START Recorded data

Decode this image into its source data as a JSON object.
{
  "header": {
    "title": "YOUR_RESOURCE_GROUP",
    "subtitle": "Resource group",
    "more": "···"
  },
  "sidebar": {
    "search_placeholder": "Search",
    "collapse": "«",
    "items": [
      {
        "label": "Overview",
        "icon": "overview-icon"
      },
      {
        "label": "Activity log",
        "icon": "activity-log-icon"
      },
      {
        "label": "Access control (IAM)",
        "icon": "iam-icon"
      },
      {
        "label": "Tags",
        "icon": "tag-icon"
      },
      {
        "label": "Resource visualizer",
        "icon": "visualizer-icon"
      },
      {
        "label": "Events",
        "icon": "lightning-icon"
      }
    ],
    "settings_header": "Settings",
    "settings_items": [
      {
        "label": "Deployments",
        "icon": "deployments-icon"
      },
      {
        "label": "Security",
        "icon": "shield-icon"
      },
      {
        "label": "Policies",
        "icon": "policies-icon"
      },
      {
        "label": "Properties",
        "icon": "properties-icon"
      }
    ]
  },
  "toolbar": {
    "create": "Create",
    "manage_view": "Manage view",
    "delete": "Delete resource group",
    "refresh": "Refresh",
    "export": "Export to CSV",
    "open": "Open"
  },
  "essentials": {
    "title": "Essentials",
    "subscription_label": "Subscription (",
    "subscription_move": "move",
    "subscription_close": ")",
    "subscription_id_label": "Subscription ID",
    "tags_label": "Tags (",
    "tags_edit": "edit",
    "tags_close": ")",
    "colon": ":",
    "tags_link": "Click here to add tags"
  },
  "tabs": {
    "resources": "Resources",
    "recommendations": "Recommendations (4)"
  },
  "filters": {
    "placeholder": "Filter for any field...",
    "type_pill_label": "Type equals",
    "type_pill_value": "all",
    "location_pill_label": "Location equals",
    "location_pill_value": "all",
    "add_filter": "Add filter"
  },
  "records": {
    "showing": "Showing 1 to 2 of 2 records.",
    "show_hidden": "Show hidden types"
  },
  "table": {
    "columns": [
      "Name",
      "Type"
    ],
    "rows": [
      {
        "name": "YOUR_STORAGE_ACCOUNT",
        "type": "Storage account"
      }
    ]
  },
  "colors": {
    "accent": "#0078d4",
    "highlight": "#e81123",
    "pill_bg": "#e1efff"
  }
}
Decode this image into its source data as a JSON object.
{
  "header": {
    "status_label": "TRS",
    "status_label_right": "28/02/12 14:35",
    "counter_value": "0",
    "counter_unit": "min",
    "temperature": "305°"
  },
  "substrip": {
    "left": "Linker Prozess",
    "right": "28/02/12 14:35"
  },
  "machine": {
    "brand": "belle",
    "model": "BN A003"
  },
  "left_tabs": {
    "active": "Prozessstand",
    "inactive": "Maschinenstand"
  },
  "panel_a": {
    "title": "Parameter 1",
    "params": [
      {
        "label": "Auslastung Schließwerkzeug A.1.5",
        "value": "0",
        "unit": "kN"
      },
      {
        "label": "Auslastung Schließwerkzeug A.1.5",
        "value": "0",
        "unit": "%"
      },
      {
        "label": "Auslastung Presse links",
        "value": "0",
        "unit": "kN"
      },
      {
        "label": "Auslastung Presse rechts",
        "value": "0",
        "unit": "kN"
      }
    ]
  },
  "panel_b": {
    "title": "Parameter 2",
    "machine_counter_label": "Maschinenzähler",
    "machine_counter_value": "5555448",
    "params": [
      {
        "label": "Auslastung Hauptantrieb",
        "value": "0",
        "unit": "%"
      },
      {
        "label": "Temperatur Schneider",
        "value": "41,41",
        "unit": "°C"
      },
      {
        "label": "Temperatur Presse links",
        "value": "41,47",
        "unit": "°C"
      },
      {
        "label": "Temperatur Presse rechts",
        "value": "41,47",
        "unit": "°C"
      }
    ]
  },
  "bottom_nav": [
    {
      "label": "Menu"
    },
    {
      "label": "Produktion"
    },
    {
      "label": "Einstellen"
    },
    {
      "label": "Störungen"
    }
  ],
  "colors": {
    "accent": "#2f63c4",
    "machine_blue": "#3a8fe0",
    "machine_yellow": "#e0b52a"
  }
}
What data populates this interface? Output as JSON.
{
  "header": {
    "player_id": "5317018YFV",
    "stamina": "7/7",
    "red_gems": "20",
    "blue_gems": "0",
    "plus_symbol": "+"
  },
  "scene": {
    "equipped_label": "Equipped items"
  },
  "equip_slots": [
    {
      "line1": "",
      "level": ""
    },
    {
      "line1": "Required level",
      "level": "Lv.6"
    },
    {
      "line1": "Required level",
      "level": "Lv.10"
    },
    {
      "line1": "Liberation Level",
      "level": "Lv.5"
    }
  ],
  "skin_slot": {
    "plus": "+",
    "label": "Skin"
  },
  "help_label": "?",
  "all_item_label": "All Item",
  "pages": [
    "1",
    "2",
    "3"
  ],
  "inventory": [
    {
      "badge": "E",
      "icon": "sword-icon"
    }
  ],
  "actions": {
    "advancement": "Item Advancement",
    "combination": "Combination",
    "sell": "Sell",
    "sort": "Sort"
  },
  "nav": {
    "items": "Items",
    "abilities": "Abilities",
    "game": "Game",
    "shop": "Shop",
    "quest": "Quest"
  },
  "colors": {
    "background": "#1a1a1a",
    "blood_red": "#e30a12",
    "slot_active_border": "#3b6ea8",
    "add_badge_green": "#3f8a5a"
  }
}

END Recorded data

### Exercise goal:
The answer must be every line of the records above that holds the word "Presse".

### Exercise solution:
        "label": "Auslastung Presse links",
        "label": "Auslastung Presse rechts",
        "label": "Temperatur Presse links",
        "label": "Temperatur Presse rechts",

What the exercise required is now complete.